§ What you will do
An exact reproduction of each record is required.

Given information START

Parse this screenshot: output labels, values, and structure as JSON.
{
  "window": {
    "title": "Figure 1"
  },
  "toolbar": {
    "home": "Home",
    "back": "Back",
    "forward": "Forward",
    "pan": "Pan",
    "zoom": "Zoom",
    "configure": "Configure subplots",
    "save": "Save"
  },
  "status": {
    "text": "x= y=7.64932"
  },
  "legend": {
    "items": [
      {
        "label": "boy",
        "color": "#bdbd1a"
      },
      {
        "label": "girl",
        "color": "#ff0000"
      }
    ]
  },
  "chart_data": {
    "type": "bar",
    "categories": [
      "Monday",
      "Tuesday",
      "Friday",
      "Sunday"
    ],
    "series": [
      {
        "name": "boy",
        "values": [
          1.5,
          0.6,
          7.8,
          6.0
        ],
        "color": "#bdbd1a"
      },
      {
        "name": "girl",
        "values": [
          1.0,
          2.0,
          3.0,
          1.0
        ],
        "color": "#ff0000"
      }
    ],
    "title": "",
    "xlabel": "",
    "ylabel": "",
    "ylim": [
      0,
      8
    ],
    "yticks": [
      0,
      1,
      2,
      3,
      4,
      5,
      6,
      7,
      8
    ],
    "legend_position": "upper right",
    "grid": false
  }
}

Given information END

§ Result of the exercise
Parse this screenshot: output labels, values, and structure as JSON.
{
  "window": {
    "title": "Figure 1"
  },
  "toolbar": {
    "home": "Home",
    "back": "Back",
    "forward": "Forward",
    "pan": "Pan",
    "zoom": "Zoom",
    "configure": "Configure subplots",
    "save": "Save"
  },
  "status": {
    "text": "x= y=7.64932"
  },
  "legend": {
    "items": [
      {
        "label": "boy",
        "color": "#bdbd1a"
      },
      {
        "label": "girl",
        "color": "#ff0000"
      }
    ]
  },
  "chart_data": {
    "type": "bar",
    "categories": [
      "Monday",
      "Tuesday",
      "Friday",
      "Sunday"
    ],
    "series": [
      {
        "name": "boy",
        "values": [
          1.5,
          0.6,
          7.8,
          6.0
        ],
        "color": "#bdbd1a"
      },
      {
        "name": "girl",
        "values": [
          1.0,
          2.0,
          3.0,
          1.0
        ],
        "color": "#ff0000"
      }
    ],
    "title": "",
    "xlabel": "",
    "ylabel": "",
    "ylim": [
      0,
      8
    ],
    "yticks": [
      0,
      1,
      2,
      3,
      4,
      5,
      6,
      7,
      8
    ],
    "legend_position": "upper right",
    "grid": false
  }
}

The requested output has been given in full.